In review, the pilot, by manually controlling the spacecraft during retrofire, demonstrated an ability to orient the vehicle so as to effect a successful reentry, thereby providing evidence that he can serve as a backup to malfunctioning automatic systems of the spacecraft. The extensive review of this maneuver further serves to illustrate the desirability of assigning priority to flight requirements so that sufficient time will be available to perform the more critical operational activities.


Fuel Management


The fact that the fuel usage rate was greater shall expected was an area of major concern during this flight. This primarily resulted from the extensive use of high thruster control for orbit maneuvering, inadvertent actuation of two control systems simultaneously, and frequent engagement of the automatic system orientation control mode which generally uses high thrusters to reorient the spacecraft to orbit attitude.

As pointed out in paper 1, a systems modification has been incorporated on future spacecraft to preclude recurrence of high thruster usage for manual maneuvering in orbit. Further training emphasizing a more strict adherence to optimal operation of the control system, as well as simplified attitude maneuvering requirements and reduced control mode switching should also help reduce excessive fuel consumption for future Mercury flights.


Scientific Experiments


In addition to controlling the spacecraft and monitoring systems operations during the flight, the pilot also assumed a dominant role in accomplishing a number of in-flight experiments. One of these experiments consisted of deploying a multicolored inflatable balloon from the spacecraft while in orbit. The balloon was tethered to the spacecraft by means of a 100-foot braided nylon line. It was intended that the pilot should observe balloon motions and the various color patterns on the balloon to determine which appeared best suited for visual detection in space. Drag measurements were also to be taken at periodic intervals throughout the flight [68] The balloon was deployed as programed. The pilot was readily able to observe the balloon and attachment line as well as the balsa inserts used to hold the package prior to deployment. The pilot noted that both the orange and aluminum segments were visible and photographs confirmed this report. The pilot was also able to discern the irregular shape assumed by the balloon when it failed to inflate properly. The random motion of the balloon noted by the pilot was probably a result of large. attitude maneuvers of the spacecraft and unsteady aerodynamic loading because of the irregular balloon shape. The pilot was able to maintain visual balloon contact throughout the orbital daylight phases and on several occasions at night.

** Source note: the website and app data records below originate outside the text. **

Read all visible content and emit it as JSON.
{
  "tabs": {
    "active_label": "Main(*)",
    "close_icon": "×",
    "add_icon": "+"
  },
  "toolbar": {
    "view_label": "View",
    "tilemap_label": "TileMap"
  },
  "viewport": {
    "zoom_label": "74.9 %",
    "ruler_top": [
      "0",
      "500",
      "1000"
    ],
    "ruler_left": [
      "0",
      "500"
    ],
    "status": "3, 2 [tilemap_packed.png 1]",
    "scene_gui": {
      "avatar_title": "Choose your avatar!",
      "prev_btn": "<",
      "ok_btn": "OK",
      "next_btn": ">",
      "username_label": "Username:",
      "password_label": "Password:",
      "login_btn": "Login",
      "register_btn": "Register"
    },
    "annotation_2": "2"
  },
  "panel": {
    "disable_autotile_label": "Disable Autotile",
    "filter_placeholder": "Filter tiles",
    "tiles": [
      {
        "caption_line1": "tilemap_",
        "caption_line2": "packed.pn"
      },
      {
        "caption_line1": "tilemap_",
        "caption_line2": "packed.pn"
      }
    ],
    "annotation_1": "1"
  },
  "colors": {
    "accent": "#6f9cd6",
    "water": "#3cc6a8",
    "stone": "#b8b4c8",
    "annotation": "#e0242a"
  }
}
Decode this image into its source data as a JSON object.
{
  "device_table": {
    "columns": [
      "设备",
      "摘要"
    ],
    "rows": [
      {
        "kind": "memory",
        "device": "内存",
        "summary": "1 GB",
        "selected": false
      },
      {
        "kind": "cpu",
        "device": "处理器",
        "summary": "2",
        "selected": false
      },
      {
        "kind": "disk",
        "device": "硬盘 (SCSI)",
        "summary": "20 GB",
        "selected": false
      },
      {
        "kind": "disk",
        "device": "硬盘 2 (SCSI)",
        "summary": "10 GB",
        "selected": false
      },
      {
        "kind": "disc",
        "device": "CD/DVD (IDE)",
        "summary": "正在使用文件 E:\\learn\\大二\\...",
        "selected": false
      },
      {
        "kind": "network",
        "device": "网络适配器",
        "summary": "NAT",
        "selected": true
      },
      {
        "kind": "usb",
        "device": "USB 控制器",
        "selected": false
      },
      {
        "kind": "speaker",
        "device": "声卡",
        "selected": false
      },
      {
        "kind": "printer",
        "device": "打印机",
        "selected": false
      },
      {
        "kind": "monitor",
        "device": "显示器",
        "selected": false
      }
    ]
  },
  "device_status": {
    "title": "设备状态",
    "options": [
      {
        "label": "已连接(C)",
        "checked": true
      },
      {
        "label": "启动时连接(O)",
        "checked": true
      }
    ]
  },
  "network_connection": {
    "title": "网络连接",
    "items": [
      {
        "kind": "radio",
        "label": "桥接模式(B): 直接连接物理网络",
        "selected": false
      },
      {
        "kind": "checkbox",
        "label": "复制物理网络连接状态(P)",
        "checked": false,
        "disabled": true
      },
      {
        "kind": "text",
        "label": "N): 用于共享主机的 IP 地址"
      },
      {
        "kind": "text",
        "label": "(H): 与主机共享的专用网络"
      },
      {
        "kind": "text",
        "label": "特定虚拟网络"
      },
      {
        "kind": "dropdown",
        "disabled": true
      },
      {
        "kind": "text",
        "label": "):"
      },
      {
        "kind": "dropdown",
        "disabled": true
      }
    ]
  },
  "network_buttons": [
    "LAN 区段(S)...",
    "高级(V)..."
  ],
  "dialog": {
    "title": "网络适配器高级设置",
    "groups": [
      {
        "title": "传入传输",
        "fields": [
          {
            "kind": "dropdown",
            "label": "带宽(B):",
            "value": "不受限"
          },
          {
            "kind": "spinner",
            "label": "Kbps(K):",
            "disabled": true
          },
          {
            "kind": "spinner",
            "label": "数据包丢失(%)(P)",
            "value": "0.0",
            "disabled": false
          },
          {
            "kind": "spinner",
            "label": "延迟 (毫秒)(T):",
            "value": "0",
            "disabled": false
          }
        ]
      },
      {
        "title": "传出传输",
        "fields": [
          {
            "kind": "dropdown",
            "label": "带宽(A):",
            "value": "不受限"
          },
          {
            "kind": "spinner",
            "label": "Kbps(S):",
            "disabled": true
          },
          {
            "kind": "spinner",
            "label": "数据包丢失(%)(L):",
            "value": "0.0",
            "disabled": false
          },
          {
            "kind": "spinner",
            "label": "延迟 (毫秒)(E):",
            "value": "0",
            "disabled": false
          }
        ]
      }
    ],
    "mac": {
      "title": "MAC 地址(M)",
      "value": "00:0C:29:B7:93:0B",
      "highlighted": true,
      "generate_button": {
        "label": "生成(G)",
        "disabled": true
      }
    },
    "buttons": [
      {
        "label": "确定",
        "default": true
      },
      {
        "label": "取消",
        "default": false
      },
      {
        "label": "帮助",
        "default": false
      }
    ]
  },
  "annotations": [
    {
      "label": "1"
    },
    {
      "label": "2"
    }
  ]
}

Effective evaluation of the colors and meaningful measurements of the balloon drag were, of course, compromised by failure of the balloon to inflate fully.

Another experiment was conducted which was intended to define the earth's limb by photographing the d daylight horizon with a blue and red split filter over the film plane The pilot was able to maneuver the spacecraft into the correct attitude during the proper phase of the daylight pass and to expose a number of frames of film for microdensitometer evaluation by....


[MISSING] Figure 6-5.-Representative photograph of horizon definition.


....scientists of MIT. Of the 26 frames analyzed, 20 have yielded good data and 6 are questionable. Figure 6-5 is an example of one of the photographs taken during this experiment. The densitometer analysis has indicated that the earth s limb definition in the blue is very regular and this can be seen from the sample photograph ; however, the definition in the red is variable due partly to the distorting effect of the clouds. It is hoped that a complete analysis of these results will yield information on the height of the earth's limb; however, at the present results are still incomplete.


1. SLAYTON, DONALD K: Pilot Training and Preflight Preparation. Proc. Conf. on Results of the First U.S. Manned Suborbital Space Flight, NASA, Nat. Inst. Health, and Nat. Acad. Sci., June 6, 1961, pp. .53-60.

2. VOAS, ROBERT B. Manual Control of the Mercury Spacecraft. Astronautics, March 1962.